So, what is the difference between ADHD and autism?


Differences Between ADHD and Autism

While ADHD and autism share many symptoms, it’s generally agreed that these disorders are actually quite different from one another.

“Both disorders may affect sufferers’ social interactions, their ability to follow directions, and to stay focused,” reports Reader’s Digest. “But neither autism nor ADHD has one symptom that makes making a diagnosis easy. Both disorders display a combination of symptoms, and thus a professional evaluation is necessary to clarify whether someone suffers from autism or ADHD.”

Attention-Deficit/Hyperactivity Disorder (ADHD) is a neurodevelopmental disorder of childhood. Children have difficulty focusing, listening to direction, and keeping themselves organized. While diagnosed when a person is a child, it usually lasts until he becomes an adult.

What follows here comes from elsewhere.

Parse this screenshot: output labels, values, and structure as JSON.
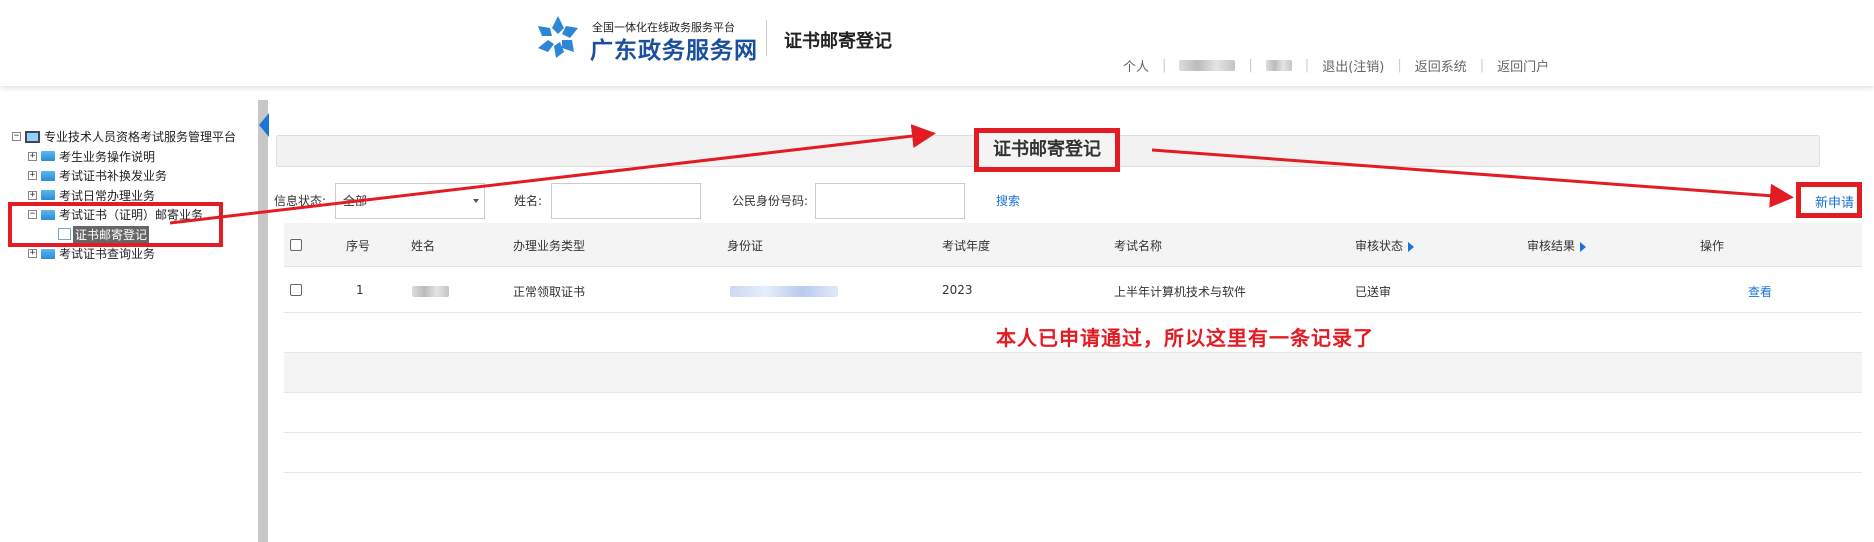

On the other hand, autism spectrum disorder (ASD) is a developmental disorder that impairs a child’s ability to communicate (more so than ADHD). It also causes the child to have problems with socializing and behaving. A child with ASD will be less likely to understand how their actions or an external event will affect other people (especially in comparison to a child with ADHD).

“People with ASD may communicate, interact, behave and learn in ways that are different from most other people,” says the CDC. “The learning, thinking and problem-solving abilities of people with ASD can range from gifted to severely challenged.”

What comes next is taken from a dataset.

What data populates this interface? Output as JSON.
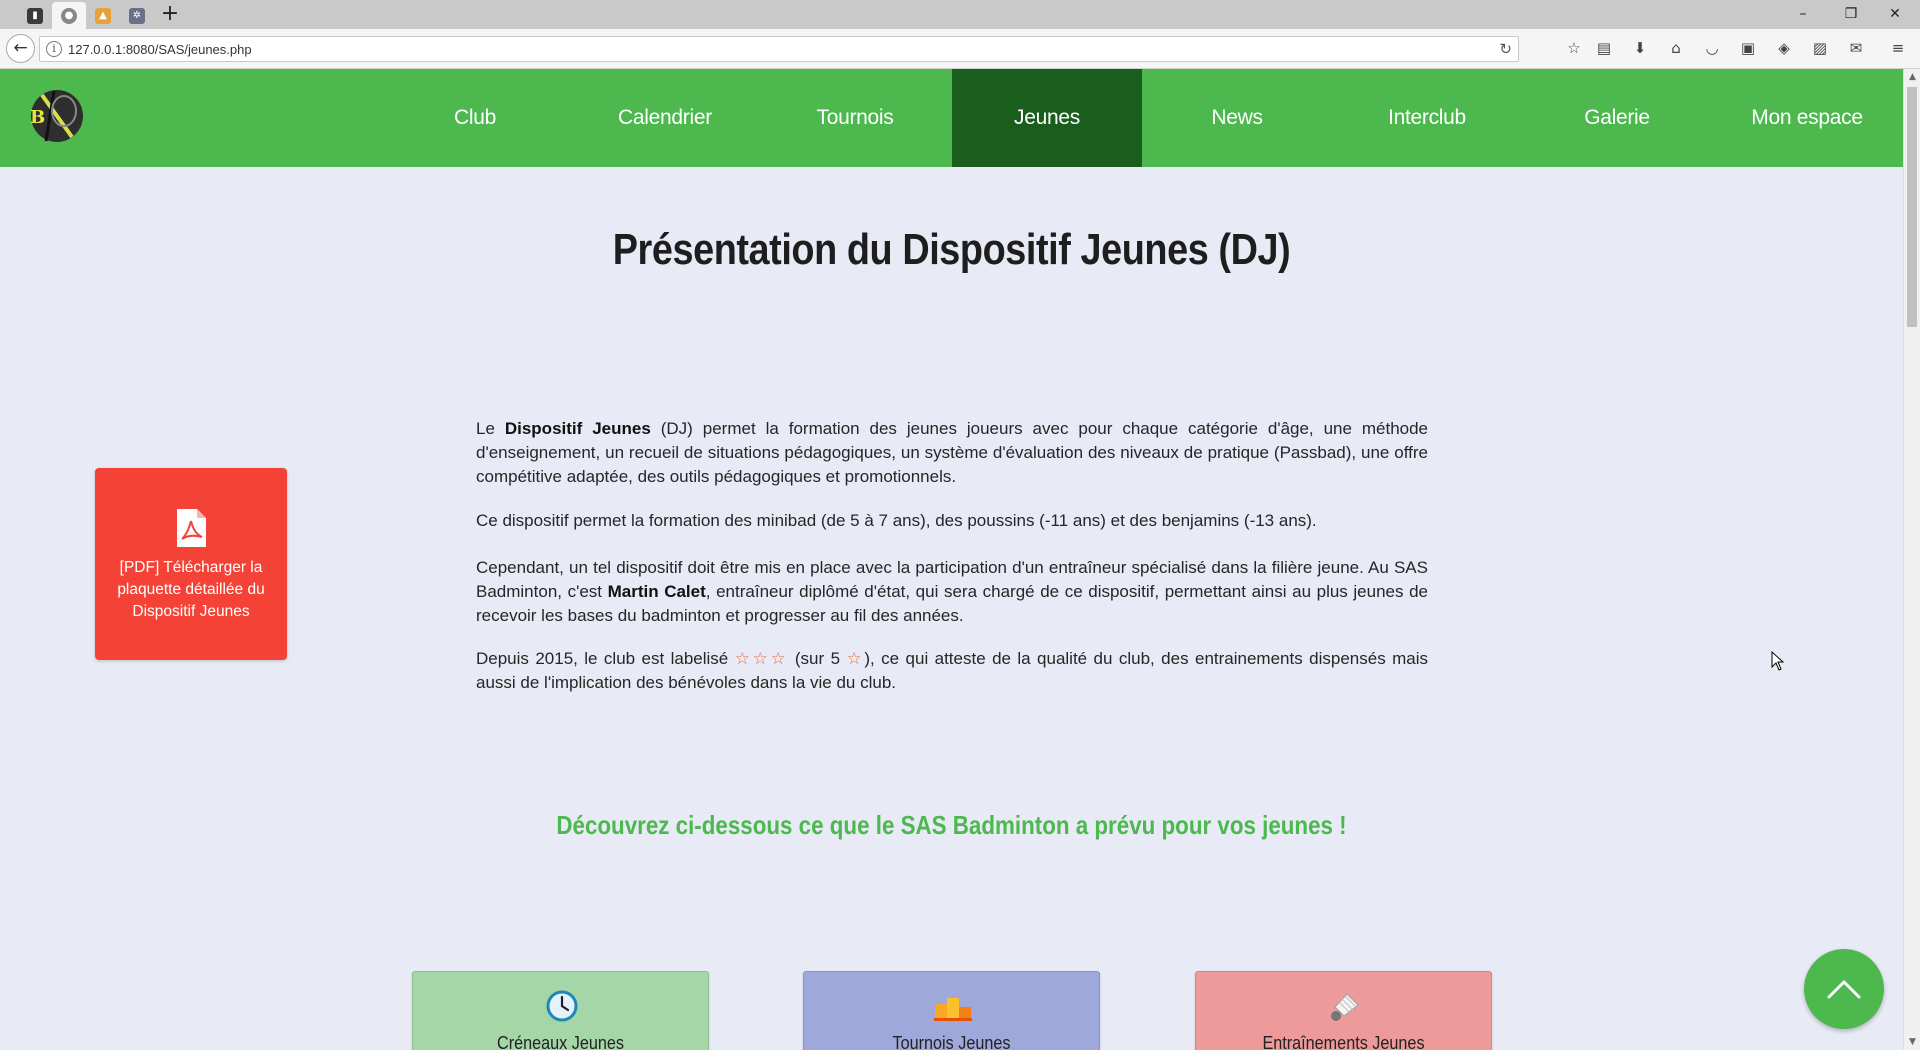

ADHD Rating Scale

A current tool often used in the diagnosis and management of a child, teenager or adult with ADHD is the ADHD Rating Scale. This scale comprises approximately 20 (or even as many as 90) questions that are based on direction from the Diagnostic and Statistical Manual of Mental Disorders (DSM). The questions identify symptoms such as talking too much, interrupting others and being impulsive.

The issue researchers are currently finding is children with autism spectrum disorder may get diagnosed as having ADHD. And this can result in disappointing results in treatment as well as wasted resources.

“This is important because medications that work for ADHD may be less effective for a child on the autism spectrum,” says Yerys.


Fixing the Scale

As the cases of ADHD continue to escalate, many are calling for all parties involved to work together to find a testing solution that is more accurate than what is currently in place.

“Until we’re able to develop and validate a new rating scale that takes symptoms of autism into account, parents who are concerned should seek out clinicians who are conducting evaluations for ADHD and are also taking into account the possibility of autism,” says Yerys.


Photo credit: Patrice Audet /